Longoe Farm is situated on the exposed but picturesque shores of the Pentland Firth, and is linked to the Castle by a cliff-top track and strip of rough grazing. It has the debatable advantage of being one of the most northerly farms on the British mainland, with unparalleled views across to Hoy and the Orkneys. Just to the west lies Dunnet Head, the very northernmost point on the mainland.
Over the years, more land has been bought to bring it to its current size of approximately 100 hectares. A further 34 hectares of rough grazing / hill land is also rented. The soil type is a good heavy loam. In the interests of self-sufficiency, 17 hectares of barley and oats are grown, three hectares of turnips and kale, and 25 hectares of grass are cut for wrapped silage and some hay.
Winters can be long in Caithness with cattle being housed from the end of October until the third week of May to avoid cutting up the heavy land. The average annual rainfall is 30 inches (76 cm) which falls fairly evenly throughout the year, though recent summers have been both unusually hot and dry. Due to the coastal position of the farm, snow and frosts are not a big problem, but there can be constant exposure to cruel northerly winds, at times seemingly all the way from Iceland. These winds can salt blast the fresh growth of grass, flatten a promising crop of barley, and sculpt what few trees that survive to a permanent 45 degrees list. Cold sea mists known as haar can be a problem in the summer, slowing growth and stopping hay-making, even when it is hot and sunny half a mile inland. However, despite the short growing season, Caithness is a good livestock rearing area with very few health problems.

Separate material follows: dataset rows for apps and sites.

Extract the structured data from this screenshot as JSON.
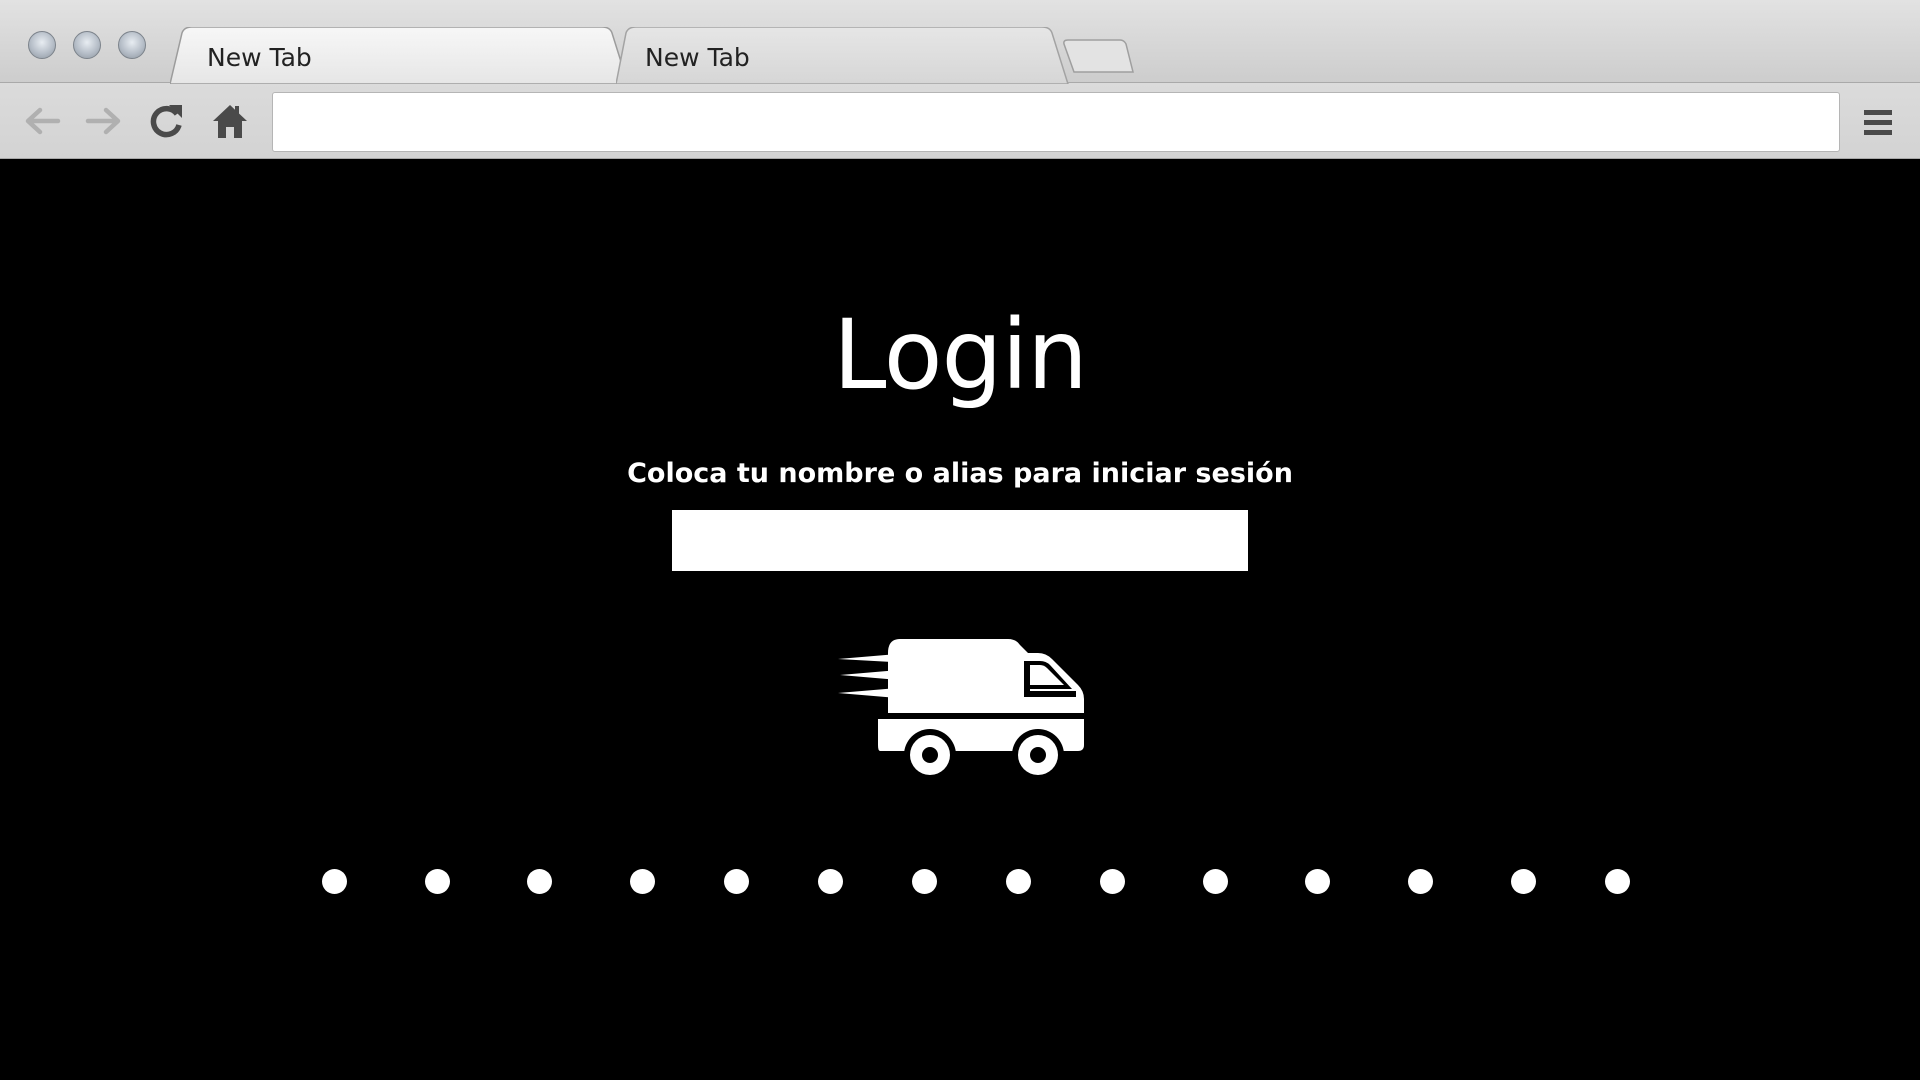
{
  "browser": {
    "tabs": [
      {
        "label": "New Tab",
        "active": true
      },
      {
        "label": "New Tab",
        "active": false
      }
    ],
    "address_bar": {
      "value": "",
      "placeholder": ""
    },
    "icons": {
      "back": "arrow-left-icon",
      "forward": "arrow-right-icon",
      "reload": "reload-icon",
      "home": "home-icon",
      "menu": "hamburger-menu-icon"
    }
  },
  "login": {
    "title": "Login",
    "subtitle": "Coloca tu nombre o alias para iniciar sesión",
    "name_input": {
      "value": "",
      "placeholder": ""
    },
    "icon": "delivery-truck-icon",
    "dots_count": 14
  },
  "colors": {
    "page_background": "#000000",
    "foreground": "#ffffff"
  }
}
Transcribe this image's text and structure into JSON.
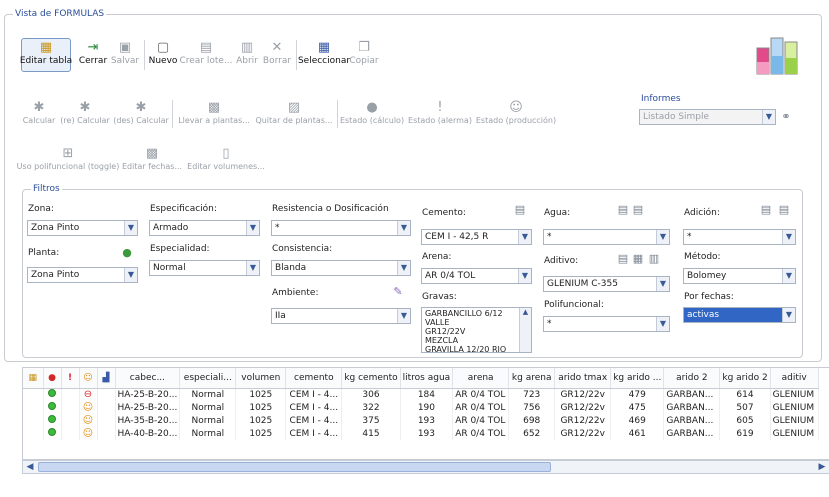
{
  "panel_title": "Vista de FORMULAS",
  "toolbar1": [
    {
      "label": "Editar tabla",
      "icon": "table-icon",
      "enabled": true
    },
    {
      "label": "Cerrar",
      "icon": "close-icon",
      "enabled": true
    },
    {
      "label": "Salvar",
      "icon": "save-icon",
      "enabled": false
    },
    {
      "label": "Nuevo",
      "icon": "new-document-icon",
      "enabled": true
    },
    {
      "label": "Crear lote...",
      "icon": "batch-icon",
      "enabled": false
    },
    {
      "label": "Abrir",
      "icon": "open-icon",
      "enabled": false
    },
    {
      "label": "Borrar",
      "icon": "delete-icon",
      "enabled": false
    },
    {
      "label": "Seleccionar",
      "icon": "select-icon",
      "enabled": true
    },
    {
      "label": "Copiar",
      "icon": "copy-icon",
      "enabled": false
    }
  ],
  "toolbar2": [
    "Calcular",
    "(re) Calcular",
    "(des) Calcular",
    "Llevar a plantas...",
    "Quitar de plantas...",
    "Estado (cálculo)",
    "Estado (alerma)",
    "Estado (producción)"
  ],
  "toolbar3": [
    "Uso polifuncional (toggle)",
    "Editar fechas...",
    "Editar volumenes..."
  ],
  "informes": {
    "title": "Informes",
    "value": "Listado Simple"
  },
  "filtros": {
    "title": "Filtros",
    "zona": {
      "label": "Zona:",
      "value": "Zona Pinto"
    },
    "planta": {
      "label": "Planta:",
      "value": "Zona Pinto"
    },
    "especificacion": {
      "label": "Especificación:",
      "value": "Armado"
    },
    "especialidad": {
      "label": "Especialidad:",
      "value": "Normal"
    },
    "resistencia": {
      "label": "Resistencia o Dosificación",
      "value": "*"
    },
    "consistencia": {
      "label": "Consistencia:",
      "value": "Blanda"
    },
    "ambiente": {
      "label": "Ambiente:",
      "value": "IIa"
    },
    "cemento": {
      "label": "Cemento:",
      "value": "CEM I - 42,5 R"
    },
    "arena": {
      "label": "Arena:",
      "value": "AR 0/4 TOL"
    },
    "gravas": {
      "label": "Gravas:",
      "items": [
        "GARBANCILLO 6/12 VALLE",
        "GR12/22V",
        "MEZCLA",
        "GRAVILLA 12/20 RIO"
      ]
    },
    "agua": {
      "label": "Agua:",
      "value": "*"
    },
    "aditivo": {
      "label": "Aditivo:",
      "value": "GLENIUM C-355"
    },
    "polifuncional": {
      "label": "Polifuncional:",
      "value": "*"
    },
    "adicion": {
      "label": "Adición:",
      "value": "*"
    },
    "metodo": {
      "label": "Método:",
      "value": "Bolomey"
    },
    "por_fechas": {
      "label": "Por fechas:",
      "value": "activas"
    }
  },
  "table": {
    "columns": [
      "cabec...",
      "especiali...",
      "volumen",
      "cemento",
      "kg cemento",
      "litros agua",
      "arena",
      "kg arena",
      "arido tmax",
      "kg arido ...",
      "arido 2",
      "kg arido 2",
      "aditiv"
    ],
    "rows": [
      [
        "HA-25-B-20...",
        "Normal",
        "1025",
        "CEM I - 4...",
        "306",
        "184",
        "AR 0/4 TOL",
        "723",
        "GR12/22v",
        "479",
        "GARBAN...",
        "614",
        "GLENIUM"
      ],
      [
        "HA-25-B-20...",
        "Normal",
        "1025",
        "CEM I - 4...",
        "322",
        "190",
        "AR 0/4 TOL",
        "756",
        "GR12/22v",
        "475",
        "GARBAN...",
        "507",
        "GLENIUM"
      ],
      [
        "HA-35-B-20...",
        "Normal",
        "1025",
        "CEM I - 4...",
        "375",
        "193",
        "AR 0/4 TOL",
        "698",
        "GR12/22v",
        "469",
        "GARBAN...",
        "605",
        "GLENIUM"
      ],
      [
        "HA-40-B-20...",
        "Normal",
        "1025",
        "CEM I - 4...",
        "415",
        "193",
        "AR 0/4 TOL",
        "652",
        "GR12/22v",
        "461",
        "GARBAN...",
        "619",
        "GLENIUM"
      ]
    ],
    "row_status": [
      "stop",
      "smile",
      "smile",
      "smile"
    ]
  }
}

Over a number of years, the farm stock have enjoyed success in the show and sale rings due to the dedication, skills, enthusiasm and stockmanship of the McCarthy family, who have looked after the farm since 1967. They form a unique team. However, nothing could have been achieved without the continued keen interest, understanding and encouragement of Her Majesty Queen Elizabeth The Queen Mother over the years. Although Her Majesty handed everything over to her Trust, she continued until her death to take a great interest in her farm and its pedigree livestock.
HRH The Prince Charles, Duke of Rothesay, has shown great commitment to furthering the Trust objectives and visits at least once each year.